To be honest, 47 degrees Celsius or 51 degrees Celsius, when it’s this hot it tends to turn into one big sticky blur…
We now know which is the hottest month in Dubai, but what is the hottest country in the GCC? And what are the highest temperatures ever recorded in each country?
Well, a report in Gulf Business has just answered those very questions, and it turns out that Dubai and the UAE rarely go past 50 degrees Celsius (despite all those Facebook posts from your friends that show off their dramatic car thermometer readings).
For starters, the highest temperature recorded in the UAE so far this year was 51.2 degrees Celsius in Mezaira, which is near Liwa deep in the Abu Dhabi desert. (Note: all these stats come from the UAE’s official National Centre for Meteorology – NCMS – and they have weather stations all across the desert).

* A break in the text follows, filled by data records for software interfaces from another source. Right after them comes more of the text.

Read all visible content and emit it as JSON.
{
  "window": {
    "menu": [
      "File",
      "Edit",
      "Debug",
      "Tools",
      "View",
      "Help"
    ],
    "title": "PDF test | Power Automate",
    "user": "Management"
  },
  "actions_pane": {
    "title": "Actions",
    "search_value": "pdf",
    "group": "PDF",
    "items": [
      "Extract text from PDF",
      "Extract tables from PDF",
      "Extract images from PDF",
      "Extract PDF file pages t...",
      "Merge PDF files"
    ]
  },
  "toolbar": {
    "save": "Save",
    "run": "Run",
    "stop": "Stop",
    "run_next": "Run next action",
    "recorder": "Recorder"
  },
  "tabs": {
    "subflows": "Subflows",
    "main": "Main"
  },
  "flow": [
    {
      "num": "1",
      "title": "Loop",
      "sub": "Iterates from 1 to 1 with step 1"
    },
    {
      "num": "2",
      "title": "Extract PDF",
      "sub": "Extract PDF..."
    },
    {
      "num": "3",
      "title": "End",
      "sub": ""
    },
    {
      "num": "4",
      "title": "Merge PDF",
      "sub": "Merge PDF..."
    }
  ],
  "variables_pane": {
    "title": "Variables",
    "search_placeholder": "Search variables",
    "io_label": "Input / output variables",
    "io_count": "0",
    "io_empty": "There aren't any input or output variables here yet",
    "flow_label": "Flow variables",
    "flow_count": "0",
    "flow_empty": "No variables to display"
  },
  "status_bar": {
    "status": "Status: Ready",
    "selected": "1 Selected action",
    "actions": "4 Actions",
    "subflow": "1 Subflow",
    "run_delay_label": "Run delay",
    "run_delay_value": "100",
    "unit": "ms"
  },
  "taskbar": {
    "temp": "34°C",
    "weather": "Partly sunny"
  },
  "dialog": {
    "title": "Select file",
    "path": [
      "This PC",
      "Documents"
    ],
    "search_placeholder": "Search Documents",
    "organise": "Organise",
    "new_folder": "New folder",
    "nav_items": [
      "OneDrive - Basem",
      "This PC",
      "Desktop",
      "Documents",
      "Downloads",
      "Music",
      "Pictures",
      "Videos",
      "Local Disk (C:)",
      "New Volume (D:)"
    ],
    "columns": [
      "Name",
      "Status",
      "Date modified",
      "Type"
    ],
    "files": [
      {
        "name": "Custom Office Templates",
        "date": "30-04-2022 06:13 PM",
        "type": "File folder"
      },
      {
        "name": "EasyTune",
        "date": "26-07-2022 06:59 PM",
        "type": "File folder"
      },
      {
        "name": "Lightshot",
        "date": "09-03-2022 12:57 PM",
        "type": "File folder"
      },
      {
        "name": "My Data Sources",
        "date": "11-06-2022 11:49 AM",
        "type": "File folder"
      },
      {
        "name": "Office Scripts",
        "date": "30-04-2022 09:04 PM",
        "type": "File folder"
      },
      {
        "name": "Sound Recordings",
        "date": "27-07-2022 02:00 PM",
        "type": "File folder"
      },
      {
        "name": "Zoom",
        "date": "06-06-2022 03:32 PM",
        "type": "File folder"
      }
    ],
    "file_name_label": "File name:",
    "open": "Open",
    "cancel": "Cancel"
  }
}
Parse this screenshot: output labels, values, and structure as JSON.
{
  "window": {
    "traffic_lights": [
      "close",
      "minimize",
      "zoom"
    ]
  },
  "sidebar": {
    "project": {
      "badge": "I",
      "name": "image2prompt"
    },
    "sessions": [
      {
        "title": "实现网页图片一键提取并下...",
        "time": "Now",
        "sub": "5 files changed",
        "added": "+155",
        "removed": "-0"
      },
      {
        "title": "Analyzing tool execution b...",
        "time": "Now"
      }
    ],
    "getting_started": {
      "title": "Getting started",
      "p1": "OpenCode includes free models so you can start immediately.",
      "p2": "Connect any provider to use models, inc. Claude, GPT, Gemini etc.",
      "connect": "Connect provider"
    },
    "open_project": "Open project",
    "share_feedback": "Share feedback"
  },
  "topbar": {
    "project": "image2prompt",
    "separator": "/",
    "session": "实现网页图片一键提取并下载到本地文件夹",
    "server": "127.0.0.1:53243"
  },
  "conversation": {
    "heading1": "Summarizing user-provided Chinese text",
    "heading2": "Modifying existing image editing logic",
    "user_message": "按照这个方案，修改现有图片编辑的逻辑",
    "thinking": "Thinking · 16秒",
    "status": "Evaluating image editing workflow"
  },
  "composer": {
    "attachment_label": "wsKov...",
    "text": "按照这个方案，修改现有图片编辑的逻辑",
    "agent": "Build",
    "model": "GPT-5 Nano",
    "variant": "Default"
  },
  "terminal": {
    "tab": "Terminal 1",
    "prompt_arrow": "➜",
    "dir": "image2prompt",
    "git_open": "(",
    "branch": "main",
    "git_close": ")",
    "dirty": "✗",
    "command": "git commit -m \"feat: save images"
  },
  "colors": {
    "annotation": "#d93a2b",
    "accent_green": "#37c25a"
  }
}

According to local reports, last Friday parts of Saudi Arabia recorded the highest temperatures ever recorded, peaking at a disorienting 53 degrees Celsius.
But that’s not the highest temperature ever recorded in the GCC, oh no: that honour belongs to Kuwait, where in July 2016 the mercury rose to 54 degrees Celsius. That’s the highest temperature ever on record in this region.
The highest temp ever recorded in the UAE is 52.1 degrees Celsius (in July 2002), in Saudi it was 53 degrees last month, in Oman 50.8 degrees in May last year and in Qatar the peak was 50.4 degrees Celsius in July 2010. Meanwhile, Bahrain’s peak is a relatively chilly 48 degrees Celsius.
Despite common conceptions, atmospheric temperatures in Dubai itself rarely hover over 50 degrees Celsius. In fact, in the past few decades, the hottest temperature recorded at a Dubai weather station was 48.5 degrees in August.
But hold on, my car often says it’s over 50 degrees?
Yeah, ours too, but, news flash, those things aren’t that accurate. The technology they use is precise, but the placement of them is the problem.
As the Washington Post pointed out earlier this year, most cars have the ‘thermistors’ in the front of the car, behind the grill. This means it picks up re-radiated heat from the engine, the metal of the car and the road’s surface (ever walked barefoot across sand or a road in the middle of a Dubai summer? Yeah, that intense heat on your feet is similar to what your car’s thermometer picks up).
Think about it, as you walk across the sand in Dubai in the summer, your feet feel way hotter than your arm right? That’s like your car thermometer versus a normal weather station. Car thermometers tend to be far more accurate at night.
Here’s a video that explains why the dramatic temperatures on your car’s thermometer that you always talk about on Facebook are rarely right:
But then you’ve got actual temperatures versus ‘feels like’ temperatures, which means basically that the humidity and wind factor thrown in can mean Dubai ‘feels like’ a temperature much hotter than 48 degrees Celsius. But that’s another story entirely…